Even though my dad didn’t get my definition of rock and roll back then (his never went beyond Bill Hailey and the Comets, Elvis, and early Beatles) I liked a lot of the country music he listened to. Of all the country artists I grew up with, Hank Williams was by far, my favorite.
I had no Hank Williams records in my collection when I ran across this 1976 four album box set at a used record store four or five years ago. When I saw it and looked at the songs on it, I had to wonder why not.
Although considered to be one of the most influential country music artist ever, Hank’s heavy use of southern blues influences in the songs he wrote and performed made just as much of an impact on the formative days of rock and roll. Maybe that’s why I was so drawn to his music all those years ago.
Listening to The Dave Brubeck Quartet’s 1959 album “Time Out”, it’s hard to believe that their style of jazz was once considered to be inaccessibly out of the mainstream because of Brubeck’s consistent use of unusual time signatures. The quartet had a hard time getting booked to play even small clubs that seated less than fifty people because a lot of owners felt Brubeck’s style was just too complex for people to get. Music critics felt the same and totally dissed “Time Out” when it was released.
As it turned out, it was the critics and club owners that didn’t get it.
“Time Out” sold over 50 thousand copies shortly after its initial release and eventually sold over a million, making it one of the best-selling jazz albums of all time. It also nearly topped Billboard’s pop album charts stopping just short at #2.
After the success of “Time Out” the Dave Brubeck Quartet no longer had to worry about filling clubs that seated fifty people. The quartet started playing venues that seated a thousand or more.
In short, “Time Out” firmly founded Dave Brubeck’s reputation as a jazz pioneer and innovator who forever changed how jazz music is played and interpreted.
1953 to 1972. If it’s 20 years into the history of rock and roll and you want to chronicle the music year by year on a double album, you better have a recognized rock and roll authority on the cover. Maybe someone like Dick Clark.
From the fifties into the eighties, Dick Clark, a former rock and roll DJ from WFIL in Philadelphia was the host of American Bandstand. In its 37 years on the air, Bandstand helped launch or excel the careers of more rock and roll bands than probably any other single show – over 8 thousand different acts.
I picked this album up at an estate sale not too long ago. Besides being excited about finding this great compilation of early rock and roll, I was really excited find it still had the 24 page yearbook and bonus record still with it. A lot of times, the extras like these get separated from the album. The yearbook was very insightful, talking about significant events of each year and how popular music both affected and was affected by them.

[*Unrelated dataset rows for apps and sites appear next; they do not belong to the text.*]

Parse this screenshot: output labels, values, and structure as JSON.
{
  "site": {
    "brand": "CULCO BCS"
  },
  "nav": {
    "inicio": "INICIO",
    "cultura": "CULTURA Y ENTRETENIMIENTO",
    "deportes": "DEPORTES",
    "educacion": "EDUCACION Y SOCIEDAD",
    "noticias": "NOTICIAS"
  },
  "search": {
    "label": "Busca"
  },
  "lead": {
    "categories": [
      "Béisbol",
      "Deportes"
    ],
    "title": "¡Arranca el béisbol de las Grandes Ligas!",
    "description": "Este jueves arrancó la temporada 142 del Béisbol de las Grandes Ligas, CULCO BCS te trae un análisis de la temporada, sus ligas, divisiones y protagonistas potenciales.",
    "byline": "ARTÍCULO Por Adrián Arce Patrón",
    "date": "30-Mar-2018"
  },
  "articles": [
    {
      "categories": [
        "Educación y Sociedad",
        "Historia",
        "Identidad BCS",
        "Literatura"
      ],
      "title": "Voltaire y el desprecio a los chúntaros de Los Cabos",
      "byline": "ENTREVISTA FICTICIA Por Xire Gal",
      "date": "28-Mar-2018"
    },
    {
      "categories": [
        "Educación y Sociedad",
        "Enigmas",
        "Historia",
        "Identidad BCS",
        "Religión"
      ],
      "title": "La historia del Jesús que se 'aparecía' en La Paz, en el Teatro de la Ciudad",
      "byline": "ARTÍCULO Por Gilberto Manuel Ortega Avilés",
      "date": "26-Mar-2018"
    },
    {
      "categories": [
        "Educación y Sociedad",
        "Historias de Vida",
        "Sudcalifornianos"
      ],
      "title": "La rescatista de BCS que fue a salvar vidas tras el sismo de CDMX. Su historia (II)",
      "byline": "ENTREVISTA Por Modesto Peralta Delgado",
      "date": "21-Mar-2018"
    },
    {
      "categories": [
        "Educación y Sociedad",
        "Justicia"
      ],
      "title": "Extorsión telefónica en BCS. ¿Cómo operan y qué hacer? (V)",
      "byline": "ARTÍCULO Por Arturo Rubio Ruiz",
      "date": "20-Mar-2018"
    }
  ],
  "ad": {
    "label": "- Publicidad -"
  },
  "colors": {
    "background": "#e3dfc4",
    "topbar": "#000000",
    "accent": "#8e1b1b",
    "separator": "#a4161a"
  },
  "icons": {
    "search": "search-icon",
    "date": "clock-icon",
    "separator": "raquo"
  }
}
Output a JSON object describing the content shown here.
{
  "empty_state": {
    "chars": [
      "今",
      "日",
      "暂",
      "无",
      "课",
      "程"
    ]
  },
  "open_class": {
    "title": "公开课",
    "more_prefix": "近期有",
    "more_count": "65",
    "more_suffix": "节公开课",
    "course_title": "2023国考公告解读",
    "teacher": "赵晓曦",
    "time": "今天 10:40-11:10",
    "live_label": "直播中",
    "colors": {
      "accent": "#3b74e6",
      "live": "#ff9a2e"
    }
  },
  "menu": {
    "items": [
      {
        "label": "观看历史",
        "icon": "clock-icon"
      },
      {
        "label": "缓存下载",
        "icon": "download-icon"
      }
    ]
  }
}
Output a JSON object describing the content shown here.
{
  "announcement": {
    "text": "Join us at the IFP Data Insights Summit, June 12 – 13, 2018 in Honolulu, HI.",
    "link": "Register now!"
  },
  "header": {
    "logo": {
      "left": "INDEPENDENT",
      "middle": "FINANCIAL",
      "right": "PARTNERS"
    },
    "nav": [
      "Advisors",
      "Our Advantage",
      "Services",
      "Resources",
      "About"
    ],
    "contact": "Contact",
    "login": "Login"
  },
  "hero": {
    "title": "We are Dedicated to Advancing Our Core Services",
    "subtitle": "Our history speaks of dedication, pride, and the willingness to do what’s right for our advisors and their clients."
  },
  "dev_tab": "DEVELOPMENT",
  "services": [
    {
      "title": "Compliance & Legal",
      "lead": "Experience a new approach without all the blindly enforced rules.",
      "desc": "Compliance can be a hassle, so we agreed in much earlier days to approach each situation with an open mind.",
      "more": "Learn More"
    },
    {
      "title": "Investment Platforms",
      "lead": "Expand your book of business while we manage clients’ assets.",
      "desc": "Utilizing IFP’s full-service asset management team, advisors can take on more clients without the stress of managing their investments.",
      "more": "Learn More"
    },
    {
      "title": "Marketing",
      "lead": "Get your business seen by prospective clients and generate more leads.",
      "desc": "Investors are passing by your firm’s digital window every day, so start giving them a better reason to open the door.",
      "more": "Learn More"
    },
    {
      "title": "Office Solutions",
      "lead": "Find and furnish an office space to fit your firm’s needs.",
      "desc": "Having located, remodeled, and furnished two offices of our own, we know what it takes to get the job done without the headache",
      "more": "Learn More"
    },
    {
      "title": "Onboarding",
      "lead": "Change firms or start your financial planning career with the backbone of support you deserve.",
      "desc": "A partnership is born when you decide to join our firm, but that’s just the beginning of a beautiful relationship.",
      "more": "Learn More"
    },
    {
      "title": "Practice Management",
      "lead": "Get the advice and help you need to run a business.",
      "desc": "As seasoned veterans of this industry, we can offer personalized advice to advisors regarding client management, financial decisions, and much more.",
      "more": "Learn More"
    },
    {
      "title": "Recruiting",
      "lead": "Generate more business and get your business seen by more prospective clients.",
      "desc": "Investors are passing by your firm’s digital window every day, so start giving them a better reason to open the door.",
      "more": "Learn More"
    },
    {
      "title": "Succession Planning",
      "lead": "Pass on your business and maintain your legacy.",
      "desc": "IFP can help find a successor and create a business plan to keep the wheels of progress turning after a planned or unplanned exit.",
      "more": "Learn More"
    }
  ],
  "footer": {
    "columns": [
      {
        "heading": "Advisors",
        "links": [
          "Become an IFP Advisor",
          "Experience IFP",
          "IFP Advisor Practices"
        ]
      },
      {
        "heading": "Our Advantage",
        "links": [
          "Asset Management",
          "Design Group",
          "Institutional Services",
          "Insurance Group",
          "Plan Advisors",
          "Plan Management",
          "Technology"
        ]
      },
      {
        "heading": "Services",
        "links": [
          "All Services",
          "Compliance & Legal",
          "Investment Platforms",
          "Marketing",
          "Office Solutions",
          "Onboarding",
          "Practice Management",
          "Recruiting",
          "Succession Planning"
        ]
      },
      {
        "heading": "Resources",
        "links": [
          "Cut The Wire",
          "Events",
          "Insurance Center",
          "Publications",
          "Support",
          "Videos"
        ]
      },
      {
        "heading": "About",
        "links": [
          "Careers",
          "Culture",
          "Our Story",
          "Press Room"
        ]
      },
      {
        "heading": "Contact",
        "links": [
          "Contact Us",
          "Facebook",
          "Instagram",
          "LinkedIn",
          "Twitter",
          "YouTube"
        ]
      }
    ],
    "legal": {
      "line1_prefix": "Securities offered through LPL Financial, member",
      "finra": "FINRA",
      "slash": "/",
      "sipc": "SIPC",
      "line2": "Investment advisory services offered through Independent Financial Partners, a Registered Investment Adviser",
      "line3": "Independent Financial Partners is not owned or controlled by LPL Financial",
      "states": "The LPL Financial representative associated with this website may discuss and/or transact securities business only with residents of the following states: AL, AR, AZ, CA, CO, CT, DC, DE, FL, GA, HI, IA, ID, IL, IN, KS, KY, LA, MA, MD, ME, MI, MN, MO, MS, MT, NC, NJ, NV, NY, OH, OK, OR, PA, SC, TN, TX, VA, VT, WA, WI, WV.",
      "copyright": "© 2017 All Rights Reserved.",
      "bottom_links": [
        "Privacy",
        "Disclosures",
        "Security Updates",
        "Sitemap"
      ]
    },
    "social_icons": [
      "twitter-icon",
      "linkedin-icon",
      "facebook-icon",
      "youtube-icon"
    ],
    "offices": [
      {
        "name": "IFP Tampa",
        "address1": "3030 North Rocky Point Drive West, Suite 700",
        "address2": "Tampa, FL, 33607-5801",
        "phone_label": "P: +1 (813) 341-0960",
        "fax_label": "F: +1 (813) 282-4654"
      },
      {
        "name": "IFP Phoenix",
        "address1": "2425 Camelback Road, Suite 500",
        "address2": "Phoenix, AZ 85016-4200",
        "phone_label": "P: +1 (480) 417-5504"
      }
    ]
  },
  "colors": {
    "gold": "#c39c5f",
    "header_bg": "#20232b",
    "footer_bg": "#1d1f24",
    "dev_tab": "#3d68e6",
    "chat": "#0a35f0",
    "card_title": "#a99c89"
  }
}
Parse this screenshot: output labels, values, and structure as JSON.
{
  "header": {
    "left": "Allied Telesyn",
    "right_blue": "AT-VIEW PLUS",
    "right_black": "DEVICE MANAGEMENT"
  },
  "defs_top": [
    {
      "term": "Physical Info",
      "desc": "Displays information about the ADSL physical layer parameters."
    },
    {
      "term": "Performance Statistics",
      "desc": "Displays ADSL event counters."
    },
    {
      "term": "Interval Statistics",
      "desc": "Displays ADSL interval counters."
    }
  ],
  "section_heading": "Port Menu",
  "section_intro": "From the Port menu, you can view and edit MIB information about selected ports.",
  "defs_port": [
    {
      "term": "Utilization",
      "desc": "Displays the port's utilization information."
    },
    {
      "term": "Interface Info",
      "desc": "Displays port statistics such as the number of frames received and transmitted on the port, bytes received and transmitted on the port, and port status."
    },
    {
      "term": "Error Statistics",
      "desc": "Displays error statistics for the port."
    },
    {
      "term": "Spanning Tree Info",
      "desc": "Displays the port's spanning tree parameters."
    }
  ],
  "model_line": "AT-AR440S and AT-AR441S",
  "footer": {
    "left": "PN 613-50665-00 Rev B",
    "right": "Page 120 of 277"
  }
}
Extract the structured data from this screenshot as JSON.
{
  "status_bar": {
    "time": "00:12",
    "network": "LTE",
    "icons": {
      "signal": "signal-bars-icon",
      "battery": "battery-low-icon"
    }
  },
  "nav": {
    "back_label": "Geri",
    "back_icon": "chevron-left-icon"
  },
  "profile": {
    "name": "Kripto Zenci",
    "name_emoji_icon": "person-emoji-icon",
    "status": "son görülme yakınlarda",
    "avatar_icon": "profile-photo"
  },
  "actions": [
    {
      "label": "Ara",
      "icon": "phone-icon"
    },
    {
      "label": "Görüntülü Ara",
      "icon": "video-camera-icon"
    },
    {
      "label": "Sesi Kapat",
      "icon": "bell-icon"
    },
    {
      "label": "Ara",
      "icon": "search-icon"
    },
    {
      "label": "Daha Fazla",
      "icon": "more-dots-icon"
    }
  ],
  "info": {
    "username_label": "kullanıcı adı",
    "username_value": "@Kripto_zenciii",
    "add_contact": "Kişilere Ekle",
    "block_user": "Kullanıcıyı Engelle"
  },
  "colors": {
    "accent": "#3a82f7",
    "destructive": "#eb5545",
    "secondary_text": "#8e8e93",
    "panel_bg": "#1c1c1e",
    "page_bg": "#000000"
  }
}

The bonus record is a picture disk that has Dick Clark’s brief recollections of the numerous bands that made their first appearance on one of his shows. It’s a great insight to just how influential Dick Clark and American Bandstand were during the first 20 Years of Rock n’ Roll.
What’s the first band that comes to mind when you think of the British invasion? Probably The Beatles. Now, what’s the second? The Stones? Fair enough. But you should also consider The Dave Clark Five.
The Dave Clark Five was the second band from England to appear on the Ed Sullivan show. The Beatles of course, were the first, appearing on the show three weeks in a row, marking the start of the British invasion. Right on their heels was The Dave Clark Five, stealing the spotlight for the next two weeks. They would make repeat appearances on the show more than any other band; an amazing ten times!
Combining ’50s doo-wop with pop music of the ’60s, The Dave Clark Five’s music lost popularity going into the ’70s. But with hits like “Do You Love Me”, “I Like it Like That”, “Bits and Pieces”, and “Glad All Over”, and the others on this album, their influence can still be head today.